What to produce: Determine how many lines of the data include the word "非会心時", and write only that number.

Items from an interface collection:
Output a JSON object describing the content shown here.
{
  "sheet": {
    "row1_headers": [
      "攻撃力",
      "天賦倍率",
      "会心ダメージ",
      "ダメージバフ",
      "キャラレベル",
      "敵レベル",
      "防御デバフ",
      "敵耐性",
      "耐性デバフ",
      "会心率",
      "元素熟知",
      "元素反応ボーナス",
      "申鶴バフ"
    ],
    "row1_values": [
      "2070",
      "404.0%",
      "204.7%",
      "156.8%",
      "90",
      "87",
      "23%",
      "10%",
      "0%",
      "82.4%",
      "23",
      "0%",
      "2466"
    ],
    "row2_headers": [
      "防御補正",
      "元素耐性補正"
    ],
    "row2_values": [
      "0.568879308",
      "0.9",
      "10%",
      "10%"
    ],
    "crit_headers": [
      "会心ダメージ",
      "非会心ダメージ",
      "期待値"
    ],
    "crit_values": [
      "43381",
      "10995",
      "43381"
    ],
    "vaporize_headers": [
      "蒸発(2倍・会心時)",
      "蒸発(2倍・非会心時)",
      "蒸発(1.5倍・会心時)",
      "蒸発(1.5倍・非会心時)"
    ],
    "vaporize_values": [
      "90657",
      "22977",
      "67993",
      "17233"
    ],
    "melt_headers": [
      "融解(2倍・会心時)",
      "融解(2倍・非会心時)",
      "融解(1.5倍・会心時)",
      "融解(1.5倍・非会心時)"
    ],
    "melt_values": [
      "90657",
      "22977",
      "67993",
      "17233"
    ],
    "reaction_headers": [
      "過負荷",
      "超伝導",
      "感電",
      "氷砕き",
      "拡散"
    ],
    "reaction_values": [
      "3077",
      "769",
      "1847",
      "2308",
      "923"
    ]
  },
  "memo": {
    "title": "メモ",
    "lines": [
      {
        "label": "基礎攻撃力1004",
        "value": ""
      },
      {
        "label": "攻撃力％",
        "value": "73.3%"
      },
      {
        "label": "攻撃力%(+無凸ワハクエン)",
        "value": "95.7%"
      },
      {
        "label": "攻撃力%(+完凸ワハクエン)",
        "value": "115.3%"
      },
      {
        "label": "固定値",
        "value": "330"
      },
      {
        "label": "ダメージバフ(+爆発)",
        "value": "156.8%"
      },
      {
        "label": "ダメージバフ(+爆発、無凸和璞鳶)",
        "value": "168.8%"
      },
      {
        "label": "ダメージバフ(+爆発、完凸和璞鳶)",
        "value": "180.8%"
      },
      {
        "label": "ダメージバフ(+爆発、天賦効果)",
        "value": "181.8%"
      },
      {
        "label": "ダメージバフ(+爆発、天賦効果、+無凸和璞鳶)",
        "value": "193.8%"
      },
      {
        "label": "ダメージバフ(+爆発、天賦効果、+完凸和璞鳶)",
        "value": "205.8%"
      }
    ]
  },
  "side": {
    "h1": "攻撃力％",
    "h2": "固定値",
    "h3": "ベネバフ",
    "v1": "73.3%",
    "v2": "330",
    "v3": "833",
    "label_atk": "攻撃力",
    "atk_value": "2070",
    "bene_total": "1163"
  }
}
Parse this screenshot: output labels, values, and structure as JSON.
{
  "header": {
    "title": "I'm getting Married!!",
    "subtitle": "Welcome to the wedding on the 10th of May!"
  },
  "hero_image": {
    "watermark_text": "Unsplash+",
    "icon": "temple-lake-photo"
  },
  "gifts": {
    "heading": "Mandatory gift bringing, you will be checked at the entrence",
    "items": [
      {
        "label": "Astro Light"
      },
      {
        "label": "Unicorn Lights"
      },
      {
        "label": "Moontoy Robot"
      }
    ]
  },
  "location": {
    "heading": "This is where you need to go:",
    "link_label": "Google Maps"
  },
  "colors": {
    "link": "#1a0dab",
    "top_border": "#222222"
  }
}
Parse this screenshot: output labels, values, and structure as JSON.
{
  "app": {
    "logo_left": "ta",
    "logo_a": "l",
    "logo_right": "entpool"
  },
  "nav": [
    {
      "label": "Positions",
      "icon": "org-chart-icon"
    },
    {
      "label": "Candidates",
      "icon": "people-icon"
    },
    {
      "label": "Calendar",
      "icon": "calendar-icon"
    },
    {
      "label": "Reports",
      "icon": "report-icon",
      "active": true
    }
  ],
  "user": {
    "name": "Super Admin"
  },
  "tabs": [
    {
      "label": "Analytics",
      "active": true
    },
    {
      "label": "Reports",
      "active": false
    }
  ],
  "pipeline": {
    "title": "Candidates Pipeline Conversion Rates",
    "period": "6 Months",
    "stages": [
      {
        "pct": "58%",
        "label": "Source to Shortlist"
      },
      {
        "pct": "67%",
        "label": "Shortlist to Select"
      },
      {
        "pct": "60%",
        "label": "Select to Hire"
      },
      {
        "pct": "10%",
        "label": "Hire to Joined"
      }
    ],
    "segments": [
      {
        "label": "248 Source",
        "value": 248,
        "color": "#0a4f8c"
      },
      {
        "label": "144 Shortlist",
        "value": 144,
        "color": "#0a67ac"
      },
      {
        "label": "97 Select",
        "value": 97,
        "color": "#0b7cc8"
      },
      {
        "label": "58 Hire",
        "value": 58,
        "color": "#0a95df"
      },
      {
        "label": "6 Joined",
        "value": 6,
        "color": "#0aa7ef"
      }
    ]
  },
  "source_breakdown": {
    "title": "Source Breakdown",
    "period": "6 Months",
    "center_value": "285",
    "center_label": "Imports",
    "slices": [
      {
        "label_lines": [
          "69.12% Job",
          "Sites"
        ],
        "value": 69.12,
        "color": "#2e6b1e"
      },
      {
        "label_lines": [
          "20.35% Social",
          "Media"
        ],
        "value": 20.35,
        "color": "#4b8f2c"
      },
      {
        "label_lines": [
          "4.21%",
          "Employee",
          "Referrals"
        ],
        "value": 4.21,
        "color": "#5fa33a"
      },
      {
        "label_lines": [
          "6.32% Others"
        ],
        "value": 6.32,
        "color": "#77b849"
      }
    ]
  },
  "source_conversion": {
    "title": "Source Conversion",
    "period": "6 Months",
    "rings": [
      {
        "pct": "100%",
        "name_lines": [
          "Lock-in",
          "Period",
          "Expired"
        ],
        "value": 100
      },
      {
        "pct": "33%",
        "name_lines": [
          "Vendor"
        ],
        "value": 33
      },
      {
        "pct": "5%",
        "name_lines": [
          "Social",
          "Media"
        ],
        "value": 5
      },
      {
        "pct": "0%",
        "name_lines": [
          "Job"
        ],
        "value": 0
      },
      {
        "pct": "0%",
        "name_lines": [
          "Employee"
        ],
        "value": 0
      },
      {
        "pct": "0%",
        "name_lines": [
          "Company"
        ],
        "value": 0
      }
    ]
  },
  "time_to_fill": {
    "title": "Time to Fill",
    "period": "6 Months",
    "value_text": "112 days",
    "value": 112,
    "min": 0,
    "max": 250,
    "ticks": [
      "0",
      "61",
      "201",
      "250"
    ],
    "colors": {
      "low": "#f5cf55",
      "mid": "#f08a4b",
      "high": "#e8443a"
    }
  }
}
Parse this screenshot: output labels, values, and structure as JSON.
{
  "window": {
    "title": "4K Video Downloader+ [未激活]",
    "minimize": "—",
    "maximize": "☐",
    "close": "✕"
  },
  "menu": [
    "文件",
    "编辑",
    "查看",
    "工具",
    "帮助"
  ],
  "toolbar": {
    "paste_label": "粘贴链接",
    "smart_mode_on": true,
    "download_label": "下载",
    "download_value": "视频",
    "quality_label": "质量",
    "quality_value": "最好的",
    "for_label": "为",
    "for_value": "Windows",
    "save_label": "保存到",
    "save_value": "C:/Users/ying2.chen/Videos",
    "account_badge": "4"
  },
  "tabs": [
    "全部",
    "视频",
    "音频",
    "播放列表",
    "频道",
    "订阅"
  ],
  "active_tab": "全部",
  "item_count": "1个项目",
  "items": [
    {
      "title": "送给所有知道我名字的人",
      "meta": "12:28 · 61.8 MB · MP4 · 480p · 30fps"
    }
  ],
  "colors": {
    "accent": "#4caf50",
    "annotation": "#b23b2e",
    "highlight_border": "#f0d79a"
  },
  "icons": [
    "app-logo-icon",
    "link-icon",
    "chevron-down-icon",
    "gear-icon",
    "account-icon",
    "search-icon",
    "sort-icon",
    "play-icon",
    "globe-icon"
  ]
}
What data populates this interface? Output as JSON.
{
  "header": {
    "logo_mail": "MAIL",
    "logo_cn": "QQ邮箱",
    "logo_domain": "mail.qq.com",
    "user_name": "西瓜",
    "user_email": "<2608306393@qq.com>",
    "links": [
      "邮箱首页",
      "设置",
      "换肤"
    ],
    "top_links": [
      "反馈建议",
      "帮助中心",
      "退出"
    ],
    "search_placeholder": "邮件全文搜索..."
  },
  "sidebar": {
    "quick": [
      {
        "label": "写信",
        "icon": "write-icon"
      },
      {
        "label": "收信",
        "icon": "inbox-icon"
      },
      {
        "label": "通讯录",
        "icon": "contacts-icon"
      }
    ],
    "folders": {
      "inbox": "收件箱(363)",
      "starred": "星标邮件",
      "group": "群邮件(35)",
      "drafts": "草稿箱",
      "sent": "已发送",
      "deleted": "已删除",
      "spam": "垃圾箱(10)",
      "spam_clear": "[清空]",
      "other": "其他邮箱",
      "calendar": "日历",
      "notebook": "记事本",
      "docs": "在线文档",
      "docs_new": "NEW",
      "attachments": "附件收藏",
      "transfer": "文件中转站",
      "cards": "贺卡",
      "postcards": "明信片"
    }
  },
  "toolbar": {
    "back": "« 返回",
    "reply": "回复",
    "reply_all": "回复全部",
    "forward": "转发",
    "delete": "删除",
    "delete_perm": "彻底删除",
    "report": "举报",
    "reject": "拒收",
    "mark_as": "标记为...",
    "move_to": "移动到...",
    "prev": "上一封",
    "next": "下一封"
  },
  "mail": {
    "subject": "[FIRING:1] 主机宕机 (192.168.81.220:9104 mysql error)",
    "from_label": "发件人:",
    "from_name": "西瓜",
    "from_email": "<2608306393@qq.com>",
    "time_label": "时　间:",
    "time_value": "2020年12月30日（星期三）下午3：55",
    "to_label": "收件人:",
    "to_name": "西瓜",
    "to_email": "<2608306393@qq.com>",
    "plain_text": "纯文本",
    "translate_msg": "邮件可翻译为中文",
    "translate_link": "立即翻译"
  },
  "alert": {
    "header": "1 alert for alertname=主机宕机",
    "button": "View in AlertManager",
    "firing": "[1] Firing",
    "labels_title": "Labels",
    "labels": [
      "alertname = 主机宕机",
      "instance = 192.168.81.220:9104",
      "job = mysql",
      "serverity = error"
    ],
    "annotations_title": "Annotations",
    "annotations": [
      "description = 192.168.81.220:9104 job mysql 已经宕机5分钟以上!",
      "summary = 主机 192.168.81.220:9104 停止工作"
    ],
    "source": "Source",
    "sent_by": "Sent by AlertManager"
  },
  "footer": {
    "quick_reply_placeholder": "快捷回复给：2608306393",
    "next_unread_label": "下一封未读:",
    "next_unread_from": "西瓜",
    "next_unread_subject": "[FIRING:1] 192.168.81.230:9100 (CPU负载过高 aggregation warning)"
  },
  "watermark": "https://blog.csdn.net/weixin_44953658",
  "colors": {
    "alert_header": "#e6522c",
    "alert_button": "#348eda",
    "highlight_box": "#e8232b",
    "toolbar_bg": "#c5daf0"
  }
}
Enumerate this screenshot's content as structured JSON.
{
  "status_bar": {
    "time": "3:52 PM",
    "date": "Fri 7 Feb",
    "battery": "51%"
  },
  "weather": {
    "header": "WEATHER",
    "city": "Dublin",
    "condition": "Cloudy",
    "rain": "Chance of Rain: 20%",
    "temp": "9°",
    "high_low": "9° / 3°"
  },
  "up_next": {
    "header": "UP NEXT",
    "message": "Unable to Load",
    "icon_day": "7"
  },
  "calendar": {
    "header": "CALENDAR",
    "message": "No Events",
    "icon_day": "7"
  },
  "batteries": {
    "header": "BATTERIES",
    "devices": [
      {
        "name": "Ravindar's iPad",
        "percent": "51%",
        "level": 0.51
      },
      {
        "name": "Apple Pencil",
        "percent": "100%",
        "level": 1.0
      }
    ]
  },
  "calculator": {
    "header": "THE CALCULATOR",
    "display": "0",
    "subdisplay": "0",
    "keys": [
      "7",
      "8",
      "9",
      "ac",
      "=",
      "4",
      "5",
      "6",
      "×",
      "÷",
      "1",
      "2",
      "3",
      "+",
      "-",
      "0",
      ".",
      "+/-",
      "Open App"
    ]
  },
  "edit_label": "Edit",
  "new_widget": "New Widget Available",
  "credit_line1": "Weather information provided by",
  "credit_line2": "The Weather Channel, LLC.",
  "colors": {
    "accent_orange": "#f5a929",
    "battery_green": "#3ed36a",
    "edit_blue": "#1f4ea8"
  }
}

Response box: 4